• Eat small portions of food more often. The body really only needs about 300-400 calories in one sitting. Any more than that is turned into fat stores. Eating smaller portions will help with weight loss.
• Eat more plant-based foods, like fruits and vegetables. Fruits and vegetables are low in calories and high in vitamins and minerals that the body needs, which, makes them quality calorie foods.
• Eat more fiber. Fiber is filling and low in calories. Fiber also aids in digestion. Kale is a super plant food filled with fiber and other essential nutrients. It is very filling and can be eaten raw or lightly sautéed. There are many great plant foods that are filled with fiber, including, broccoli that can be a great weapon in the weight loss arsenal.
• Drink more water. Many times thirst feels like hunger, and instead of drinking we eat.

Also, drinking icy cold water helps to burn a little more calories as the body needs to warm it as it passes through.

Exercise

Exercise can help you to lose weight by increasing your muscle mass and speeding up your metabolism.
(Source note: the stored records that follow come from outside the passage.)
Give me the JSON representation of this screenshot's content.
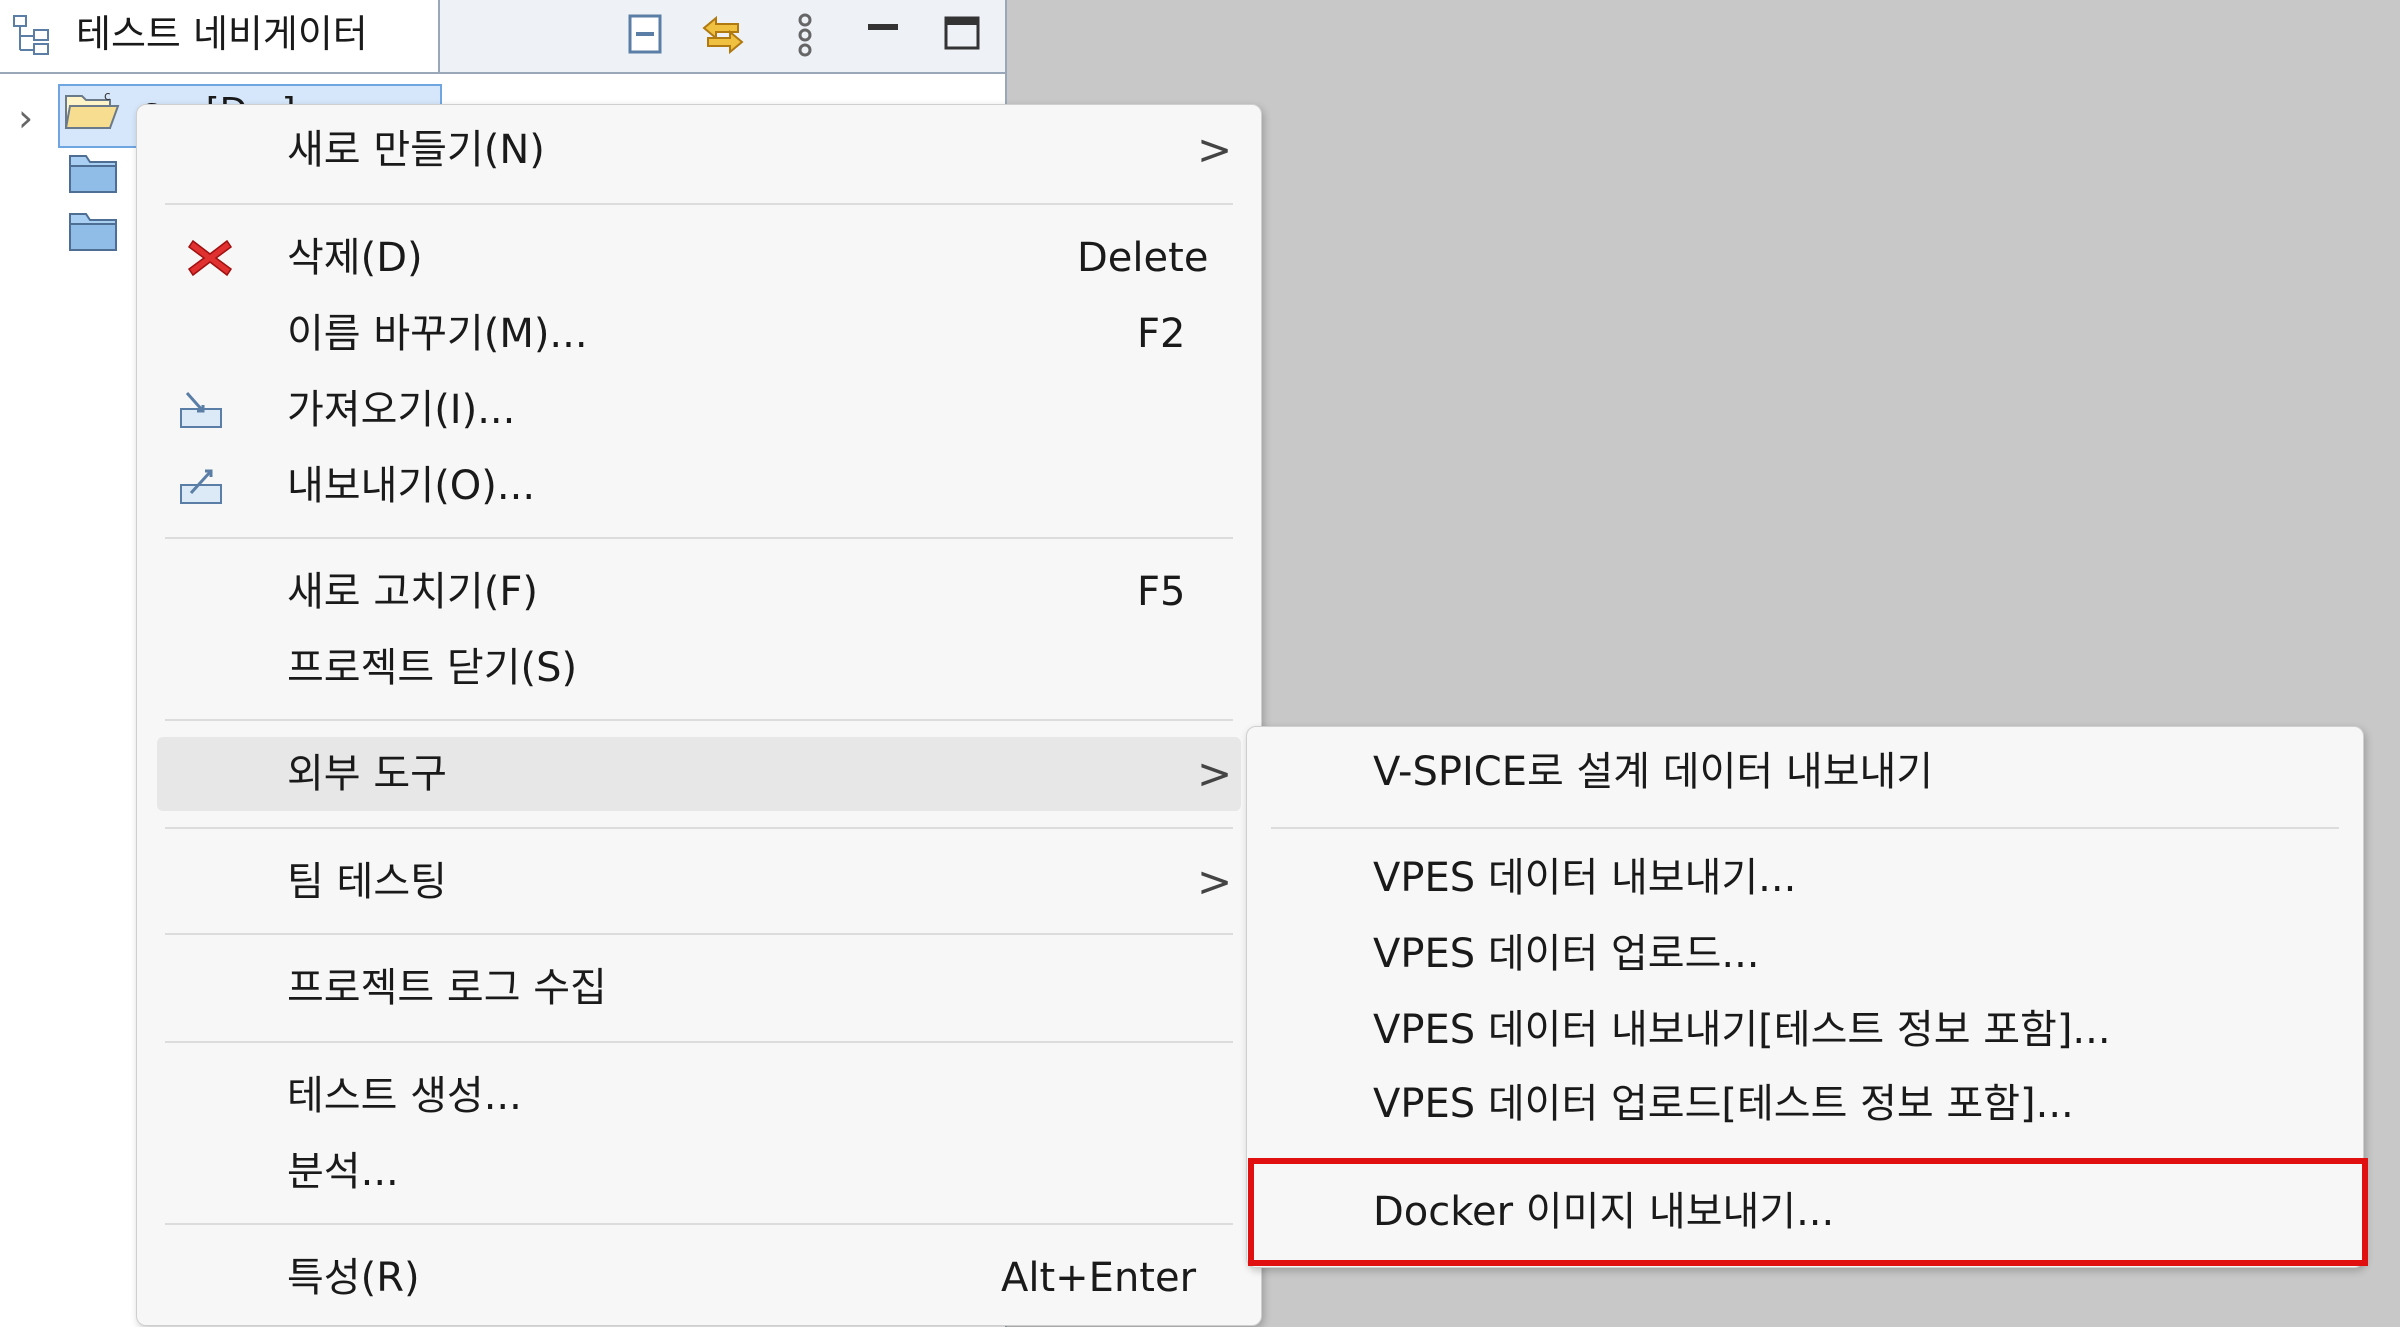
{
  "navigator": {
    "title": "테스트 네비게이터",
    "tree_selected_label": "c... [D...]"
  },
  "context_menu": {
    "new_label": "새로 만들기(N)",
    "delete_label": "삭제(D)",
    "delete_shortcut": "Delete",
    "rename_label": "이름 바꾸기(M)...",
    "rename_shortcut": "F2",
    "import_label": "가져오기(I)...",
    "export_label": "내보내기(O)...",
    "refresh_label": "새로 고치기(F)",
    "refresh_shortcut": "F5",
    "close_project_label": "프로젝트 닫기(S)",
    "external_tools_label": "외부 도구",
    "team_testing_label": "팀 테스팅",
    "collect_logs_label": "프로젝트 로그 수집",
    "create_test_label": "테스트 생성...",
    "analyze_label": "분석...",
    "properties_label": "특성(R)",
    "properties_shortcut": "Alt+Enter",
    "submenu_arrow": ">"
  },
  "submenu": {
    "vspice_export_label": "V-SPICE로 설계 데이터 내보내기",
    "vpes_export_label": "VPES 데이터 내보내기...",
    "vpes_upload_label": "VPES 데이터 업로드...",
    "vpes_export_with_test_label": "VPES 데이터 내보내기[테스트 정보 포함]...",
    "vpes_upload_with_test_label": "VPES 데이터 업로드[테스트 정보 포함]...",
    "docker_export_label": "Docker 이미지 내보내기..."
  },
  "colors": {
    "highlight": "#e01010",
    "delete_icon": "#e03030",
    "folder": "#7fb3e0"
  }
}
There are many other practical benefits to being active aside from weight loss and building lean muscle mass. Some of these include increased stamina, endurance, balance, vitality and agility, all of which are helpful in the senior years.
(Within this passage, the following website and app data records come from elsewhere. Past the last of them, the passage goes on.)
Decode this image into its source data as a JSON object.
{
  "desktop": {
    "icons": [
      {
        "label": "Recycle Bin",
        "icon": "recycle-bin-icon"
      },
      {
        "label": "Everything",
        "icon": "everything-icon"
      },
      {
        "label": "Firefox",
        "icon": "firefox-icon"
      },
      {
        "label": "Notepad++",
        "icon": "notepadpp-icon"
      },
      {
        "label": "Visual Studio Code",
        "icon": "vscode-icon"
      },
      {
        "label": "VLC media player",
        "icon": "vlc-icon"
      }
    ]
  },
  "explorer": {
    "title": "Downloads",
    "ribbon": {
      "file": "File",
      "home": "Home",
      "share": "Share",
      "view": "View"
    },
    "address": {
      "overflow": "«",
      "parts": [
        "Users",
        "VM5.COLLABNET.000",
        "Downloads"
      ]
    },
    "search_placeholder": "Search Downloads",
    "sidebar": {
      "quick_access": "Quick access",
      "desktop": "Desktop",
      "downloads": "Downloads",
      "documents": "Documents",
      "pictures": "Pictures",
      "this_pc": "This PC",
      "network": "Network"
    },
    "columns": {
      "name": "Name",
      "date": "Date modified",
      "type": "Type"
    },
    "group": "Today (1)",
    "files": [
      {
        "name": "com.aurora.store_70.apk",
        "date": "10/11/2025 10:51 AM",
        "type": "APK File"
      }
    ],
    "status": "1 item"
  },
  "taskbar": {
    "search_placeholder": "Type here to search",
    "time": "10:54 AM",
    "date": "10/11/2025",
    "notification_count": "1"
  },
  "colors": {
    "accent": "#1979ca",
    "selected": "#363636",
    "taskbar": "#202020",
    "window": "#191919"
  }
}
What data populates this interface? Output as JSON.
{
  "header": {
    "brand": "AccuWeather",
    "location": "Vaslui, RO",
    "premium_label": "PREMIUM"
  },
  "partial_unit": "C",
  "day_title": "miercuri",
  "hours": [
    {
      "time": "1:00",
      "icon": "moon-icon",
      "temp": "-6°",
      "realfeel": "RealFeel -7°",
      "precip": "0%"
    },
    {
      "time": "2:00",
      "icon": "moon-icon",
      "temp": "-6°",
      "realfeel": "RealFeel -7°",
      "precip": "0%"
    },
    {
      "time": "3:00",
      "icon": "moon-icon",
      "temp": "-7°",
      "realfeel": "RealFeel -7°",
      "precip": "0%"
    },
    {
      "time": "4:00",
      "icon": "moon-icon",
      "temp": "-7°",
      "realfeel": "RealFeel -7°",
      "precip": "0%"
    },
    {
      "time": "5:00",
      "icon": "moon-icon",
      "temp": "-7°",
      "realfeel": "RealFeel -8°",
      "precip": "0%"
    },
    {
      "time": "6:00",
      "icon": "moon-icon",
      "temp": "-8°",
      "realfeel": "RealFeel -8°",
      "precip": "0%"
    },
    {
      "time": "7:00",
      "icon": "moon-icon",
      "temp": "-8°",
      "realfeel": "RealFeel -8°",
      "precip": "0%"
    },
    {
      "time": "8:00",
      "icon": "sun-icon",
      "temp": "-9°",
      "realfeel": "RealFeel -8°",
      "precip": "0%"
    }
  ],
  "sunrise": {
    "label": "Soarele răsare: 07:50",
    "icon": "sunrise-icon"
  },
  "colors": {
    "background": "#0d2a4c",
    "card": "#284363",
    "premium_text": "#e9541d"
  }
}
The best exercises for weight loss are aerobic workouts and resistance training.

Aerobic Exercise

An aerobic workout exercises the heart and the cardiovascular system. When our heart beats faster the body burns more calories. The longer you keep your heart rate up the more calories you will burn.

An aerobic workout strengthens the heart and increases blood flow to the entire body. This provides the body with a rush of nutrients and energy that causes the body to burn while working out and also while at rest.

It is recommended that you do 30 minutes of aerobic exercise each day, at least 3 days per week, preferably 5 days.

Aerobic activity includes biking, jogging, walking, elliptical trainers, and  various fitness classes, just to name a few.

Resistance Training

Resistance training targets the muscles directly. It is used to increase muscle mass and has a longer effect on burning calories than aerobics. By increasing muscle mass we are also increasing our metabolism. This means that our bodies are burning more calories all the time, and not just during a particular workout.

It is recommended that resistance training should consist of 8 to 10 different exercises. Each exercise should consist of 8 to 12 repetitions. Work until the muscles are fatigued, but don’t strain yourself.

These are simple tips that anyone can follow for healthy weight management and an incredible overall health boost at any age, but especially in senior years when the effects of time on our bodies can cause serious health issues.